“Based on documents and photos received from all sources, the heavy snow received on January 1, and overnight into January 2, and the fact that two trees had to be removed from the Shortcut Lift line on January 1, 2023, VR-CPC Holdings (Vail Park City Resort management) should have been aware of the hazard of possible falling trees around the Shortcut Lift,” wrote the state, issuing a “serious” violation with a fine of $2,500. Vail Resorts has contested the citation and the fine could be reduced or eliminated in the future. In a statement, Park City Mountain vice president and chief operating officer Deirdra Walsh said “The Park City Mountain team is deeply saddened by the tragic death of our team member, Christian Helger. We extend our deepest sympathy to his family and friends.”

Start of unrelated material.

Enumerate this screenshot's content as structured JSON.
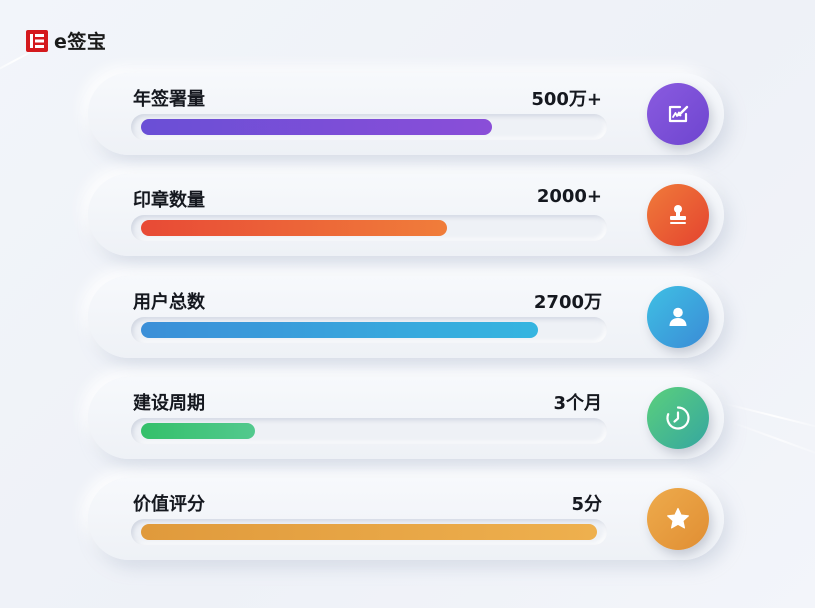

Short Cut never reopened during the season and requires significant repairs this summer.
Wow, a person’s life is only worth a $2,500 violation?
LikeLiked by 1 person
No… This is what a violation costs tho. It does serve as some pretty handy evidence for a potential case where a judge does try to pin a number on a patroller’s life.
Why is vail resorts even trying to lessen the fine. That is nothing to them especially considering someone died.
Because it establishes liability. Meaning this would be a pretty quick civil case for Christian’s family. If the state says Vail/PCMR did nothing wrong, and it was basically an act of God or reasonable oversight… Lot tougher case.
Yeah, liability here is a huge deal. Horrible incident.
I’m sure the family of Christian Helger is grateful for Vail’s deepest sympathy. NOT